1776 Congress opens all U.S. ports to international trade
On this day in 1776, the Continental Congress takes the first step toward American independence by announcing their decision to open all American ports to international trade with any part of the world that is not under British rule.
It was the first act of independence by the Continental Congress that had so openly and publicly rejected the American Prohibitory Act passed by the British parliament in December 1775. The act was designed to punish the American colonies for the rebellion against the king and British rule, which had begun with the Battle of Lexington and Concord in April 1775, by banning all British trade with America. It was, in essence, a declaration of economic warfare by Great Britain.
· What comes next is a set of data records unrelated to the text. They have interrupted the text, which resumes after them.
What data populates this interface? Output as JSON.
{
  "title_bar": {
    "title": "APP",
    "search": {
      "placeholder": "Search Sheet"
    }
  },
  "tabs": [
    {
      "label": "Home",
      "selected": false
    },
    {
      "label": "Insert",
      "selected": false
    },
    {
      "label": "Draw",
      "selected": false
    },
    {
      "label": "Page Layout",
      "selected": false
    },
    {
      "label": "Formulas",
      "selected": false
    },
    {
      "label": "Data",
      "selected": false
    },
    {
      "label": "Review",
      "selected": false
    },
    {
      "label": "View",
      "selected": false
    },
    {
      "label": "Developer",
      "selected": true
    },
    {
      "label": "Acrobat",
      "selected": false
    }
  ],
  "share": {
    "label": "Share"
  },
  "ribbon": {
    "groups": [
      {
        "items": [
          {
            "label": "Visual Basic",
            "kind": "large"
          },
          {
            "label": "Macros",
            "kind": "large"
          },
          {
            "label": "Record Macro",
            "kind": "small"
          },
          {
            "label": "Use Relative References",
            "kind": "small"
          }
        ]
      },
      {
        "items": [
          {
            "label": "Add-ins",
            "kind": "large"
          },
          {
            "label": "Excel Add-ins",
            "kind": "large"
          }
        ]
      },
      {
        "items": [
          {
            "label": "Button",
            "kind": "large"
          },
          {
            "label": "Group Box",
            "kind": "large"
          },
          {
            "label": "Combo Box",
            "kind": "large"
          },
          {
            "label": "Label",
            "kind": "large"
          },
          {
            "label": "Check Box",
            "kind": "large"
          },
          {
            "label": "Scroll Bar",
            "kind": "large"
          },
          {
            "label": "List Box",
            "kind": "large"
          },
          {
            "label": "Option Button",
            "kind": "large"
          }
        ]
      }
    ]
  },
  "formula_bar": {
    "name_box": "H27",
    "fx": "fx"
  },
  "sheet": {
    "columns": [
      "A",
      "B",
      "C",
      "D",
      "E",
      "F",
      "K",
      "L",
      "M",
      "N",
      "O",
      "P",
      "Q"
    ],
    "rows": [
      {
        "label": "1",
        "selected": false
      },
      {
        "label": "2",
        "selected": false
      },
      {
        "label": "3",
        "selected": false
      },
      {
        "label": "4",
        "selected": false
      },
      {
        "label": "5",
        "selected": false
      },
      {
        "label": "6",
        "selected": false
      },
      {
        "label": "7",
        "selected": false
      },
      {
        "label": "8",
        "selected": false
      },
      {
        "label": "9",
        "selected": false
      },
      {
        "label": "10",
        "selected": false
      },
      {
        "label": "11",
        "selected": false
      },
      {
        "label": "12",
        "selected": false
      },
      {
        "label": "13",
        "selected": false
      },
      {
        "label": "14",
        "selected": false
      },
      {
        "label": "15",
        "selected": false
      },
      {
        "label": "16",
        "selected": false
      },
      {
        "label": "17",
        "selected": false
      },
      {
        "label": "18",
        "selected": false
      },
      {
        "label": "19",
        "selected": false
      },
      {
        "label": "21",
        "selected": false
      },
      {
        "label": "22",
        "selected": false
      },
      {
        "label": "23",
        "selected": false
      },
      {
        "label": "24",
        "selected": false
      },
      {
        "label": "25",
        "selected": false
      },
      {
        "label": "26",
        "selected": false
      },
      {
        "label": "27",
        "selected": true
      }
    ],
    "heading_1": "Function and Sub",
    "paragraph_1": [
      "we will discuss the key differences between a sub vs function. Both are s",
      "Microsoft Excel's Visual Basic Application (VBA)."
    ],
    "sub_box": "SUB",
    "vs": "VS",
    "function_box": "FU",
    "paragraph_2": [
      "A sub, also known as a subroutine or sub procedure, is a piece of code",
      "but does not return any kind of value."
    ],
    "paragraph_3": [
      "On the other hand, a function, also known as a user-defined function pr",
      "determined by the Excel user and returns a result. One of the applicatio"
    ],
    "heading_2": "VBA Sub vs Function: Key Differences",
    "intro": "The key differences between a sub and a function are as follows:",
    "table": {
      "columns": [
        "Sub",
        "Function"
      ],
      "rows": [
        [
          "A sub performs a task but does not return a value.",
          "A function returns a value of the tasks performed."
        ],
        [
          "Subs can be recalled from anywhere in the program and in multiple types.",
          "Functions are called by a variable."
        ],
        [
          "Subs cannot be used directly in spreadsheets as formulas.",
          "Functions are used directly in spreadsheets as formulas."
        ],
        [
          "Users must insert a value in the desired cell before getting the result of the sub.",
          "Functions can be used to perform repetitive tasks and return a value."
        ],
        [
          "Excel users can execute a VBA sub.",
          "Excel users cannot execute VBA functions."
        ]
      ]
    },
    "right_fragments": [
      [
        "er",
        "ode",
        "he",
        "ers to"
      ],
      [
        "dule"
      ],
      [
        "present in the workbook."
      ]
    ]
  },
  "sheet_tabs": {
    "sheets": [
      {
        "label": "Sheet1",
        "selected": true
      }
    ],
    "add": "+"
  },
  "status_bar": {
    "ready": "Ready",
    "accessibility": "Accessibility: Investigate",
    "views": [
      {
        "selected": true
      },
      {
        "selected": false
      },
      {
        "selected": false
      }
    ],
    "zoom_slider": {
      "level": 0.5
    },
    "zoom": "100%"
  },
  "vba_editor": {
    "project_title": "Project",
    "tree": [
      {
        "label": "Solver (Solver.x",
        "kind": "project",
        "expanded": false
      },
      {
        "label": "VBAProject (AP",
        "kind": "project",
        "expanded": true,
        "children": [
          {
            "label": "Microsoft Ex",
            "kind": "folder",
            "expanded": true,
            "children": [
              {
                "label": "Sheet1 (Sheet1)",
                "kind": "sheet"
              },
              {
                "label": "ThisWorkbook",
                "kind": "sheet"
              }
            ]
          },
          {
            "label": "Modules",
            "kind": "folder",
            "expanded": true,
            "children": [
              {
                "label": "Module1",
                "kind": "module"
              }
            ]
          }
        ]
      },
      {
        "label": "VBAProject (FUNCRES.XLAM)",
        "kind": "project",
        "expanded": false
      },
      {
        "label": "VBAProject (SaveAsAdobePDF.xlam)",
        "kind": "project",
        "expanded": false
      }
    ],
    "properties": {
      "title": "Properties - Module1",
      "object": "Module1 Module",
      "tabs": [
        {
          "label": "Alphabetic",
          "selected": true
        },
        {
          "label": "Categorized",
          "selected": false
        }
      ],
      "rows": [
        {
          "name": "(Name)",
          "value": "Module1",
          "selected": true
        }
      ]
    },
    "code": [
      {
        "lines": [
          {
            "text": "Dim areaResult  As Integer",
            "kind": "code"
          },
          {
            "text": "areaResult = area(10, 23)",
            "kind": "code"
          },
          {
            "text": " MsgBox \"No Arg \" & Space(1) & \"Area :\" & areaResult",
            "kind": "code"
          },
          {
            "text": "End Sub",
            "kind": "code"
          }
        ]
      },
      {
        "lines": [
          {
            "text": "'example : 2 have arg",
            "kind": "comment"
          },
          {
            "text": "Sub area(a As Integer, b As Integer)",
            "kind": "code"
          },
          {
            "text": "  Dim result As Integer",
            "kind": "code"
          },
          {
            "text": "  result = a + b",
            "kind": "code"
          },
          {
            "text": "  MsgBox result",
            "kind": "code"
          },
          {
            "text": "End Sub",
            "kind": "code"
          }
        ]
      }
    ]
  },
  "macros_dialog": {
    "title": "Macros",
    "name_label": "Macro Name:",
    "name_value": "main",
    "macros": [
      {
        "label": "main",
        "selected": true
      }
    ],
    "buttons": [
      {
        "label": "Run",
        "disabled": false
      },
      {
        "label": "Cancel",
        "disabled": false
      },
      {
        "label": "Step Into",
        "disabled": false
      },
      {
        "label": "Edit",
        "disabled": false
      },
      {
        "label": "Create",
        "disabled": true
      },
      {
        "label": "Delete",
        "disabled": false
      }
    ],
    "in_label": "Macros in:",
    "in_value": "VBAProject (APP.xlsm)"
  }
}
For its part, the Continental Congress’ decision to open all ports to any country but those ruled by Britain constituted America’s declaration of economic independence.
The economic relationship between Britain and the 13 colonies had been mercantilist–the colonies provided raw materials such as rice and tobacco to the mother country, Great Britain, and in return received manufactured goods such as textiles and ceramics or foreign goods such as tea. Under the mercantile system, all American imports and exports had to pass through Great Britain on their way to and from the colonies. Undoing this economic relationship was a necessary aspect of freeing the colonies from the control of the British empire. Recognizing this, Britain had passed the Tea Act in 1773 in a misguided attempt to trick colonists into accepting parliamentary taxation by making legal tea imported from India through Britain cheaper than non-taxed tea smuggled into the colonies from the Netherlands. It failed; the colonists were outraged and protested vigorously, most famously in form of the Boston Tea Party. The Prohibitory Act finally cut the colonists loose from the mercantilist system, but not without repercussions: colonists lost not only the burdens of British taxes, but the benefits of British products, making it necessary for the new nation to open its ports to trade from elsewhere.